Adoption of recommendations needed
Researchers from the AACR, the U.S. Food and Drug Administration and Harvard Medical School's Dana-Farber Cancer Institute found that only 4.5 percent of patients in clinical trials for myeloma treatments were African Americans. However, African Americans make up about 20 percent of the 30,000 Americans diagnosed each year with the blood cancer.
The disease claims an estimated 5.6 deaths per 100,000 African Americans annually, compared with 2.4 deaths per 100,000 whites.
The researchers say the racial disparity found in clinical trials is concerning because the results may not properly reflect underlying genetic and biological differences that have been discovered between African American and white myeloma patients.
They point in particular to disparities in trials for novel therapies — an area of promise for this presently incurable disease, as studies have found improved outcomes in recent years for patients diagnosed with multiple myeloma.
Among the recommendations offered by the researchers:
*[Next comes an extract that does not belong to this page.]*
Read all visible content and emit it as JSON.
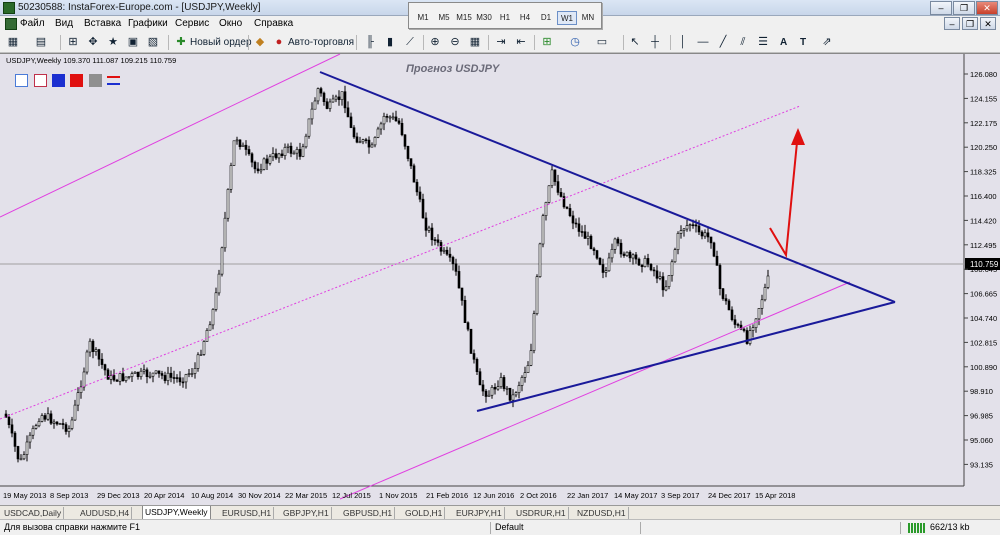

- Broaden eligibility criteria for clinical trials. Set diversity targets for trials and, when possible, avoid rejecting patients from clinical trials with underlying conditions such as high blood pressure or kidney disease that disproportionately impact African Americans.
- Appoint a diversity officer to assist with trial design and recruitment.
- Engage with advocacy groups to build trust and encourage participation in trials and studies.
- Devise strategies to overcome clinical, social and socioeconomic impediments to trial access.
- Incentivize inclusiveness through funding, regulation or legislation as has been done for other types of trials, including for orphan drugs.
The study concludes by emphasizing the need to include those most impacted by multiple myeloma in studies and trials.
"The importance of diverse representation cannot be underscored enough and is critical to ensure that safe and effective products are available to the U.S. patient populations,” the researchers wrote in the report. They added that the goal was for the recommendations to “lead to a more inclusive ‘real-world’ drug development paradigm."